Sometimes when I go out cycling I will take the camera. I might have no particular subject in mind, just whatever I see along the way. Sometimes I may come back with no photographs at all (or I end up deleting all of them!) Sometimes I will cycle for some time before stopping to take a photograph, and on other occasions I will be stopping every hundred yards or so, sometimes even doubling back on myself if I think I might have missed something.
I live in London and I have written before about cycling out of town, the shackles of the city slowly loosening until they have fallen away and I am released.
This particular ride took place on the first day of a new year (2022). The previous years had been turbulent but little did we know as the year turned that there would be further turbulence on the way. For the moment, though, as with each new year there was a moment to pause. I took the day to ride out of London through Barnet to a small village called Ridge.
At this time of year the soft light mutes the colours such as the remains of last year’s harvest or the spread of green promise on the dark earth. Close up, the winter trees stood stark but further out softened into the light.
My destination was the church in Ridge. A project I have been exploring for some time is all about what I have been describing as the quiet corners of churchyards where the evidence of the practical day to day activities of tending graves and remembering the dead is found.
Behind the church and within the shelter of its wall stands a small bench. I noticed an array of glass vases lined up beneath it in preparation for flowers. On this occasion I was drawn by the light of the setting sun that had barely risen all day.

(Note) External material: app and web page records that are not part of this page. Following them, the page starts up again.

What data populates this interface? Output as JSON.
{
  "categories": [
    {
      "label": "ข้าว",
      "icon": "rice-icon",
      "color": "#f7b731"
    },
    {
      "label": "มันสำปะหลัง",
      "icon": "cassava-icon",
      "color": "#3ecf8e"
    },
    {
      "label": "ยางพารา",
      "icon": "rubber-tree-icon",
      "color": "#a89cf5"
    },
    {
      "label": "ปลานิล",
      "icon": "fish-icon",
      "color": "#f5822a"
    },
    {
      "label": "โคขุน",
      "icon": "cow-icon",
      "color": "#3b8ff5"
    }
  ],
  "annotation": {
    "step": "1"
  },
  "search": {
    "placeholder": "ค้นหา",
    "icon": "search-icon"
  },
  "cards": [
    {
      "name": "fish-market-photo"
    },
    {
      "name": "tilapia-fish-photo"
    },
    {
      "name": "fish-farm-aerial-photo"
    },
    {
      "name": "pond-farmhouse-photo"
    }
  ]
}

It cast a glow through the church and upon the window above the bench, creating an aura of tranquility in this quiet corner.
The low light reminded me that I would have to turn around and head back into the “Great Wen” very soon so I put the camera away and headed for home.
Click the link below to view the route I took.